The film commissions all have the same target market. Paul Wingard, formerly film commissioner in Liverpool, the country's first commission, and now running the Northern commission says: "Everyone concentrates on the west coast of America, although we are also starting in the Far East." Half- heartedly, he insists: "There is some competition with other commissions but we work with them more."
Each film commission has a database of possible locations on computer - Northern has 20,000 - and each produces a brochure indicating the range of locations and boasting about the productions that have been made in its area. The English ones they seem to merge - at any given moment, someone, somewhere is filming Jane Austen, while Four Weddings and a Funeral and The Madness of King George seem to have been filmed everywhere in England.
Selling film locations is a marketer's nightmare since no one can predict what a production might want. Every commission therefore covers itself by stressing it has hills and valleys, rivers and mountains, medieval, Georgian, modern and postmodern. But it isn't always the pretty pictures film productions want. As Sir Sydney Samuelson, head of the BFC, put it when the South West Film Commission was launched last year: "It has everything a film director could wish for: beautiful scenery, charming villages and wonderful light. But there's plenty of grot too."
Some locations do well doubling as other places. Back in the Fifties, Charlton Heston as El Cid did his famous horseback ride along the beach beneath the walls of the besieged Valencia not in Spain but on Bamburgh Sands in Northumbria. Dunrobin Castle in Scotland took the place of a French chateau in the most recent Three Musketeers. Liverpool has stood in for Poland, Italy, London (frequently) and even the Utah Salt Plains for a car commercial. The CBS mini-series Buffalo Girls had Gloucester docks standing in for New York City Harbour and Bristol and Bath streets for London ones. Stanley Kubrick is notorious for recreating the Vietnam War at Beckton Gas Works in Full Metal Jacket.

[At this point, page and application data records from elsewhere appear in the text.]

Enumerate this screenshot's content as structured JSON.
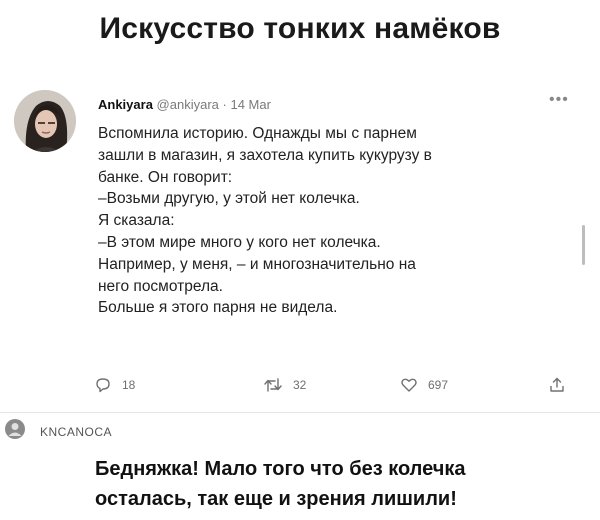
{
  "headline": "Искусство тонких намёков",
  "tweet": {
    "author_name": "Ankiyara",
    "author_handle": "@ankiyara",
    "separator": "·",
    "date": "14 Mar",
    "more_icon": "more-dots-icon",
    "lines": [
      "Вспомнила историю. Однажды мы с парнем",
      "зашли в магазин, я захотела купить кукурузу в",
      "банке. Он говорит:",
      "–Возьми другую, у этой нет колечка.",
      "Я сказала:",
      "–В этом мире много у кого нет колечка.",
      "Например, у меня, – и многозначительно на",
      "него посмотрела.",
      "Больше я этого парня не видела."
    ],
    "actions": {
      "reply": {
        "icon": "reply-icon",
        "count": "18"
      },
      "retweet": {
        "icon": "retweet-icon",
        "count": "32"
      },
      "like": {
        "icon": "like-icon",
        "count": "697"
      },
      "share": {
        "icon": "share-icon"
      }
    }
  },
  "comment": {
    "author": "KNCANOCA",
    "lines": [
      "Бедняжка! Мало того что без колечка",
      "осталась, так еще и зрения лишили!"
    ]
  },
  "colors": {
    "text": "#111111",
    "muted": "#707070",
    "divider": "#e6e6e6"
  }
}
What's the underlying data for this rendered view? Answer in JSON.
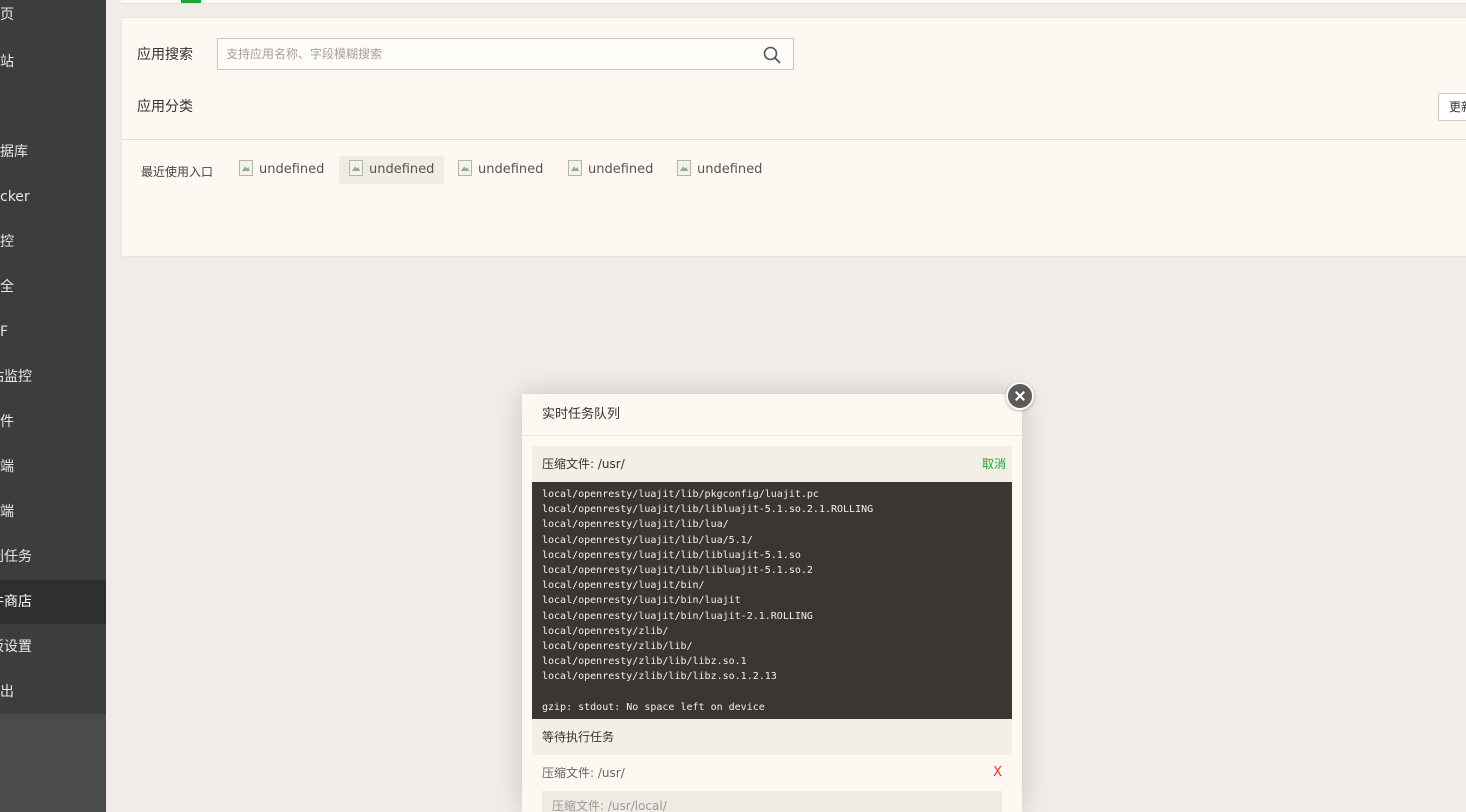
{
  "sidebar": {
    "items": [
      {
        "label": "页"
      },
      {
        "label": "站"
      },
      {
        "label": ""
      },
      {
        "label": "据库"
      },
      {
        "label": "cker"
      },
      {
        "label": "控"
      },
      {
        "label": "全"
      },
      {
        "label": "F"
      },
      {
        "label": "站监控"
      },
      {
        "label": "件"
      },
      {
        "label": "端"
      },
      {
        "label": "端"
      },
      {
        "label": "划任务"
      },
      {
        "label": "件商店"
      },
      {
        "label": "板设置"
      },
      {
        "label": "出"
      }
    ],
    "active_index": 13
  },
  "store": {
    "search_label": "应用搜索",
    "search_placeholder": "支持应用名称、字段模糊搜索",
    "category_label": "应用分类",
    "update_button": "更新",
    "recent_label": "最近使用入口",
    "recent_items": [
      "undefined",
      "undefined",
      "undefined",
      "undefined",
      "undefined"
    ]
  },
  "modal": {
    "title": "实时任务队列",
    "current_task": "压缩文件: /usr/",
    "cancel_label": "取消",
    "log_lines": [
      "local/openresty/luajit/lib/pkgconfig/luajit.pc",
      "local/openresty/luajit/lib/libluajit-5.1.so.2.1.ROLLING",
      "local/openresty/luajit/lib/lua/",
      "local/openresty/luajit/lib/lua/5.1/",
      "local/openresty/luajit/lib/libluajit-5.1.so",
      "local/openresty/luajit/lib/libluajit-5.1.so.2",
      "local/openresty/luajit/bin/",
      "local/openresty/luajit/bin/luajit",
      "local/openresty/luajit/bin/luajit-2.1.ROLLING",
      "local/openresty/zlib/",
      "local/openresty/zlib/lib/",
      "local/openresty/zlib/lib/libz.so.1",
      "local/openresty/zlib/lib/libz.so.1.2.13",
      "",
      "gzip: stdout: No space left on device"
    ],
    "waiting_label": "等待执行任务",
    "waiting_tasks": [
      {
        "label": "压缩文件: /usr/",
        "remove": "X"
      },
      {
        "label": "压缩文件: /usr/local/"
      }
    ]
  },
  "colors": {
    "sidebar_bg": "#3c3d3e",
    "accent_green": "#20a53a",
    "danger_red": "#e0342f",
    "log_bg": "#3a3631"
  }
}
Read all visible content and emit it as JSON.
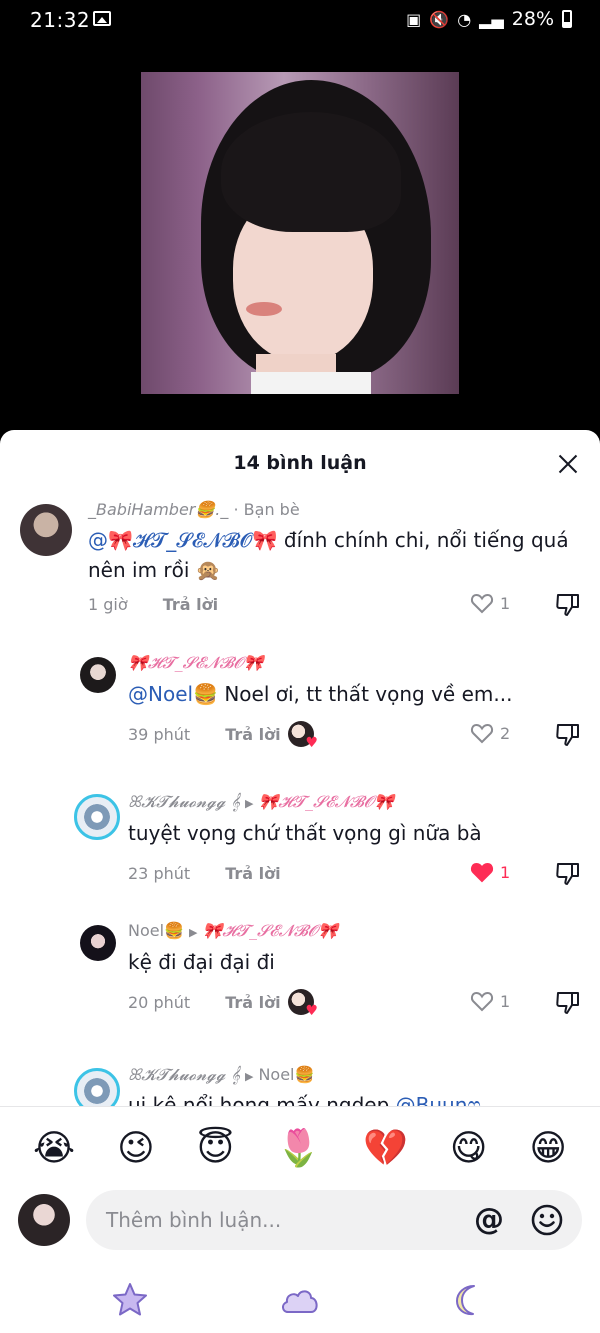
{
  "status_bar": {
    "time": "21:32",
    "battery": "28%"
  },
  "sheet": {
    "title": "14 bình luận"
  },
  "comments": [
    {
      "username": "_BabiHamber🍔._",
      "username_suffix": "· Bạn bè",
      "mention": "@🎀𝓗𝓣_𝓢𝓔𝓝𝓑𝓞🎀",
      "text": " đính chính chi, nổi tiếng quá nên im rồi 🙊",
      "time": "1 giờ",
      "reply_label": "Trả lời",
      "likes": "1",
      "liked": false
    },
    {
      "username": "🎀𝓗𝓣_𝓢𝓔𝓝𝓑𝓞🎀",
      "mention": "@Noel🍔",
      "text": " Noel ơi, tt thất vọng về em...",
      "time": "39 phút",
      "reply_label": "Trả lời",
      "likes": "2",
      "liked": false
    },
    {
      "username": "ꕤ𝓚𝓣𝓱𝓾𝓸𝓷𝓰𝓰 𝄞",
      "reply_to": "🎀𝓗𝓣_𝓢𝓔𝓝𝓑𝓞🎀",
      "text": "tuyệt vọng chứ thất vọng gì nữa bà",
      "time": "23 phút",
      "reply_label": "Trả lời",
      "likes": "1",
      "liked": true
    },
    {
      "username": "Noel🍔",
      "reply_to": "🎀𝓗𝓣_𝓢𝓔𝓝𝓑𝓞🎀",
      "text": "kệ đi đại đại đi",
      "time": "20 phút",
      "reply_label": "Trả lời",
      "likes": "1",
      "liked": false
    },
    {
      "username": "ꕤ𝓚𝓣𝓱𝓾𝓸𝓷𝓰𝓰 𝄞",
      "reply_to": "Noel🍔",
      "text": "ui kệ nổi hong mấy ngdep ",
      "mention": "@Buunෆ"
    }
  ],
  "emoji_bar": [
    "😭",
    "😉",
    "😇",
    "🌷",
    "💔",
    "😋",
    "😁"
  ],
  "input": {
    "placeholder": "Thêm bình luận..."
  },
  "colors": {
    "like_active": "#fe2c55",
    "mention": "#2b5db5",
    "muted": "#8a8b91"
  },
  "icons": [
    "close-icon",
    "heart-icon",
    "dislike-icon",
    "at-icon",
    "smile-icon",
    "star-icon",
    "cloud-icon",
    "moon-icon"
  ]
}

You can safely assume that film commissions get miffed when such doubling means they lose the business from their own area, especially when they might expect a literary connection to bear fruit as it has for the South- west and Jane Austen. Dorset hasn't done as well out of Thomas Hardy as you might imagine. Polanski's Tess was famously filmed entirely in France while the recent Jude used locations in Northumbria. And the Morse Trail won't include his flat - which is in a quiet road in Ealing.
Assessing the success of the film commissions is difficult. As Andrew Patrick points out: "Just how tangible and quantifiable the BFC's achievements are is difficult to prove because there is always the possibility that a production might well have been shot in the UK anyway. This highlights the perennial problem in trying to quantify accurately the 'added value' which the BFC brings to the table."
A number of film commissions are still finding their feet. Scotland spent three years marketing itself at industry events before, in the summer of 1994, films and TV productions spent pounds 20m there on accommodation and services alone.
It looks as if it's worth taking the time to get it right. The global "audiovisual" market (which includes television, cable, satellite and so on) already generates annual revenues of more than $200bn and is growing by 14 per cent a year. Analysts London Economic reckon the number of feature films made in Europe will increase by 400 per cent in the next 15 years. The Producers' Association, PACT, estimates that the total value of the audiovisual market in the European Union will have grown from pounds 30bn to pounds 80bn by the year 2010.
To get in on this action, the BFC has a clear priority. Samuelson says: "Our job is to target executives who may be considering mounting productions somewhere in Europe to get the word 'Europe' crossed out and 'United Kingdom' written in."Reuse content